Sometimes I wonder if all the painful spots of my life are a consequence of times when I couldn't control the little warrior within. Here I am, living over 700 miles away from my mother and my daughter, and truthfully this bothers me. In fact it's a sore spot that hurts if I bump into that inner bruise of homesick.
Yesterday's cool, rain filled day must have primed the pump on those emotions in the well. Maybe it was the phone call from Mom last night, the one where I could hear tears arriving in her voice as she said good night to Elliot. Honestly, if it was only possible to see him twice a year it would break my heart.
Then I looked at the handwritten letter from Emily on the table and wondered if I too will end up being that far-away grandma, sending care packages and love and feeling sad that I'm not there for weekend visits and holidays. I thought the terrible thought that Emily really doesn't ever need to come back here to go to college because if she ever chooses to take on more traditional, accredited learning, there's always online degrees. Maybe she misses us terribly, but never enough to want to make a life here.
And I might just sit here and grow a little grayer feeling lost and full of "there's no hope."
Maybe it was the fact that I was listening to some really sad Irish music, which I love because it is so beautiful and is such a perfect accompaniment to the rain. It brought an epiphany to the surface when Delores O'Riordan sang "there's no need to argue anymore." I guess after every break-up, this is true.
The epiphany was that while I have been learning about the Quaker faith and the value of pacifism, on the outside I look like a pacifist because I don't own any weapons and have no desire to go to war. But on the inside, I have a little warrior who is heavily armed.
Maybe if the little warrior within would put down her weapons, life would change.
A question arose. What if I made a conscious effort to refrain from arguing, in the way that a pacifist refrains from combat? If I just refused to engage? To only speak what needs to be said without throwing up the shield of "I don't agree," and just let it all pass through me.

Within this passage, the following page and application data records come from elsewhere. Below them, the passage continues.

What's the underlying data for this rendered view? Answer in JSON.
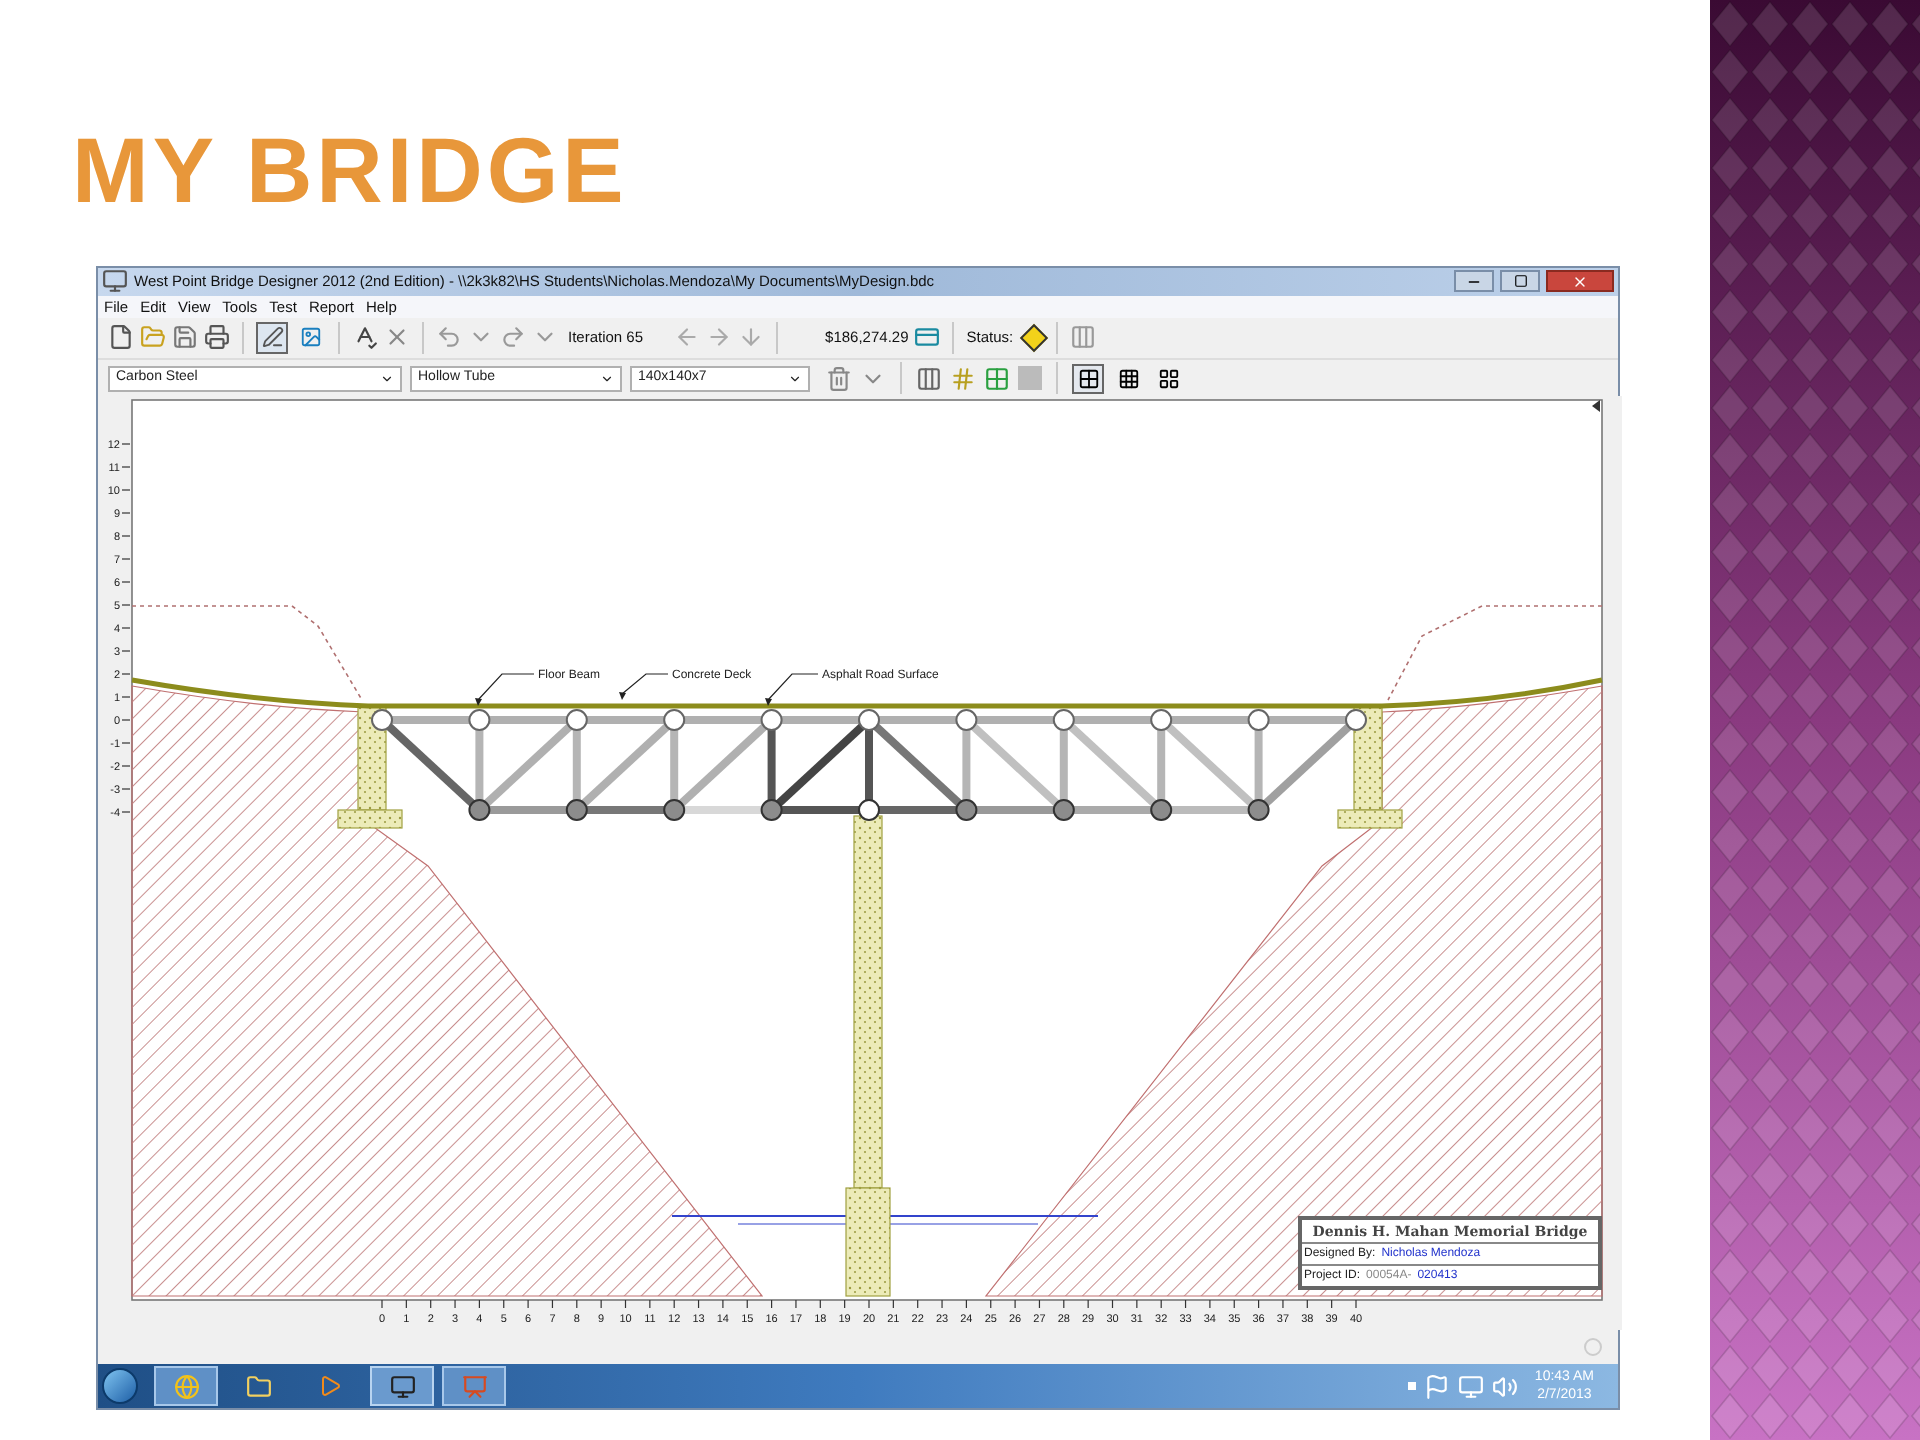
{
  "slide": {
    "title": "MY BRIDGE"
  },
  "window": {
    "title": "West Point Bridge Designer 2012 (2nd Edition) - \\\\2k3k82\\HS Students\\Nicholas.Mendoza\\My Documents\\MyDesign.bdc",
    "menu": [
      "File",
      "Edit",
      "View",
      "Tools",
      "Test",
      "Report",
      "Help"
    ]
  },
  "toolbar": {
    "drawing_tools": [
      {
        "selected": true
      },
      {
        "selected": false
      }
    ],
    "iteration": "Iteration 65",
    "cost": "$186,274.29",
    "status_label": "Status:"
  },
  "selectors": {
    "material": "Carbon Steel",
    "section": "Hollow Tube",
    "size": "140x140x7"
  },
  "grid_buttons": [
    {
      "selected": true
    },
    {
      "selected": false
    },
    {
      "selected": false
    }
  ],
  "canvas": {
    "vertical_ruler": [
      "12",
      "11",
      "10",
      "9",
      "8",
      "7",
      "6",
      "5",
      "4",
      "3",
      "2",
      "1",
      "0",
      "-1",
      "-2",
      "-3",
      "-4"
    ],
    "horizontal_ruler": [
      "0",
      "1",
      "2",
      "3",
      "4",
      "5",
      "6",
      "7",
      "8",
      "9",
      "10",
      "11",
      "12",
      "13",
      "14",
      "15",
      "16",
      "17",
      "18",
      "19",
      "20",
      "21",
      "22",
      "23",
      "24",
      "25",
      "26",
      "27",
      "28",
      "29",
      "30",
      "31",
      "32",
      "33",
      "34",
      "35",
      "36",
      "37",
      "38",
      "39",
      "40"
    ],
    "callouts": [
      "Floor Beam",
      "Concrete Deck",
      "Asphalt Road Surface"
    ]
  },
  "title_block": {
    "name": "Dennis H. Mahan Memorial Bridge",
    "designed_by_label": "Designed By:",
    "designer": "Nicholas Mendoza",
    "project_id_label": "Project ID:",
    "project_id_prefix": "00054A-",
    "project_id": "020413"
  },
  "taskbar": {
    "time": "10:43 AM",
    "date": "2/7/2013"
  }
}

I look back and remember that the little warrior within fought hard to be released from parental bonds, only to grow wise at the fireside, when the flames died down and the glow from the coals made it safe to scoot closer. Closer to the ones I fought with, closer to the ones I love and miss.